Dataset entries:
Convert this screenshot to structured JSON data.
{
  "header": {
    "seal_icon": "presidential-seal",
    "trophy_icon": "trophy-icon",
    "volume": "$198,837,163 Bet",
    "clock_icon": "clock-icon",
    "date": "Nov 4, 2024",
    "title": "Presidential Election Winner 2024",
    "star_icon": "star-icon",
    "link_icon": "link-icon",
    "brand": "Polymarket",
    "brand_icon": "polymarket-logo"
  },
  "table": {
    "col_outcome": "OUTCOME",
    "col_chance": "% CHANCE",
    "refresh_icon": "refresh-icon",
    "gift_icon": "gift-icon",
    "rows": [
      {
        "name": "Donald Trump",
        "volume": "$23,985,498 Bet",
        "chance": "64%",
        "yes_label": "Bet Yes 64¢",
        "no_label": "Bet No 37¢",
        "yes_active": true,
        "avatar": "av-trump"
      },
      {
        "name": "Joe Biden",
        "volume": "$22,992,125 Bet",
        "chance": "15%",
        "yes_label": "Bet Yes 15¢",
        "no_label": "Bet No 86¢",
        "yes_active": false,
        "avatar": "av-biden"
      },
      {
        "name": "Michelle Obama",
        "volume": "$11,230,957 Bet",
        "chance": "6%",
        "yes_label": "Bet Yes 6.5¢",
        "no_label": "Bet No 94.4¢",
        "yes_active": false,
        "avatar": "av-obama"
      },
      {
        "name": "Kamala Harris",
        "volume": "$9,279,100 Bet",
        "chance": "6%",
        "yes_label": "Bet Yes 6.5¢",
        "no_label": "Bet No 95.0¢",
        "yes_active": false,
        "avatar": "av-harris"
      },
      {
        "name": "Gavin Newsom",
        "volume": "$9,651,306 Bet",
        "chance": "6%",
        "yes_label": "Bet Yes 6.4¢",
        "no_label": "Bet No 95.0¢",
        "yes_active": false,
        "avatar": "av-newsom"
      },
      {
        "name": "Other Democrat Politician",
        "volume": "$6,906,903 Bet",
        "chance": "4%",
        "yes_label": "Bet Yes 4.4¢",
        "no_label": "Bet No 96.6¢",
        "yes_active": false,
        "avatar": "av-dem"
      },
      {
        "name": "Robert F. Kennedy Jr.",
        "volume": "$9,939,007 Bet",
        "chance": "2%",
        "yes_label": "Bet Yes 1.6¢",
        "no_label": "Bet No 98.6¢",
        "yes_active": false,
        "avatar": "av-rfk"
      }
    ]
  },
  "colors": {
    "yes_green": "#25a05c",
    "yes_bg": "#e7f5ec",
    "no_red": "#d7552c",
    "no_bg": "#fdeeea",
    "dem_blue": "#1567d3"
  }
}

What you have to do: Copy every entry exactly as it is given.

The completed task:
Convert this screenshot to structured JSON data.
{
  "header": {
    "seal_icon": "presidential-seal",
    "trophy_icon": "trophy-icon",
    "volume": "$198,837,163 Bet",
    "clock_icon": "clock-icon",
    "date": "Nov 4, 2024",
    "title": "Presidential Election Winner 2024",
    "star_icon": "star-icon",
    "link_icon": "link-icon",
    "brand": "Polymarket",
    "brand_icon": "polymarket-logo"
  },
  "table": {
    "col_outcome": "OUTCOME",
    "col_chance": "% CHANCE",
    "refresh_icon": "refresh-icon",
    "gift_icon": "gift-icon",
    "rows": [
      {
        "name": "Donald Trump",
        "volume": "$23,985,498 Bet",
        "chance": "64%",
        "yes_label": "Bet Yes 64¢",
        "no_label": "Bet No 37¢",
        "yes_active": true,
        "avatar": "av-trump"
      },
      {
        "name": "Joe Biden",
        "volume": "$22,992,125 Bet",
        "chance": "15%",
        "yes_label": "Bet Yes 15¢",
        "no_label": "Bet No 86¢",
        "yes_active": false,
        "avatar": "av-biden"
      },
      {
        "name": "Michelle Obama",
        "volume": "$11,230,957 Bet",
        "chance": "6%",
        "yes_label": "Bet Yes 6.5¢",
        "no_label": "Bet No 94.4¢",
        "yes_active": false,
        "avatar": "av-obama"
      },
      {
        "name": "Kamala Harris",
        "volume": "$9,279,100 Bet",
        "chance": "6%",
        "yes_label": "Bet Yes 6.5¢",
        "no_label": "Bet No 95.0¢",
        "yes_active": false,
        "avatar": "av-harris"
      },
      {
        "name": "Gavin Newsom",
        "volume": "$9,651,306 Bet",
        "chance": "6%",
        "yes_label": "Bet Yes 6.4¢",
        "no_label": "Bet No 95.0¢",
        "yes_active": false,
        "avatar": "av-newsom"
      },
      {
        "name": "Other Democrat Politician",
        "volume": "$6,906,903 Bet",
        "chance": "4%",
        "yes_label": "Bet Yes 4.4¢",
        "no_label": "Bet No 96.6¢",
        "yes_active": false,
        "avatar": "av-dem"
      },
      {
        "name": "Robert F. Kennedy Jr.",
        "volume": "$9,939,007 Bet",
        "chance": "2%",
        "yes_label": "Bet Yes 1.6¢",
        "no_label": "Bet No 98.6¢",
        "yes_active": false,
        "avatar": "av-rfk"
      }
    ]
  },
  "colors": {
    "yes_green": "#25a05c",
    "yes_bg": "#e7f5ec",
    "no_red": "#d7552c",
    "no_bg": "#fdeeea",
    "dem_blue": "#1567d3"
  }
}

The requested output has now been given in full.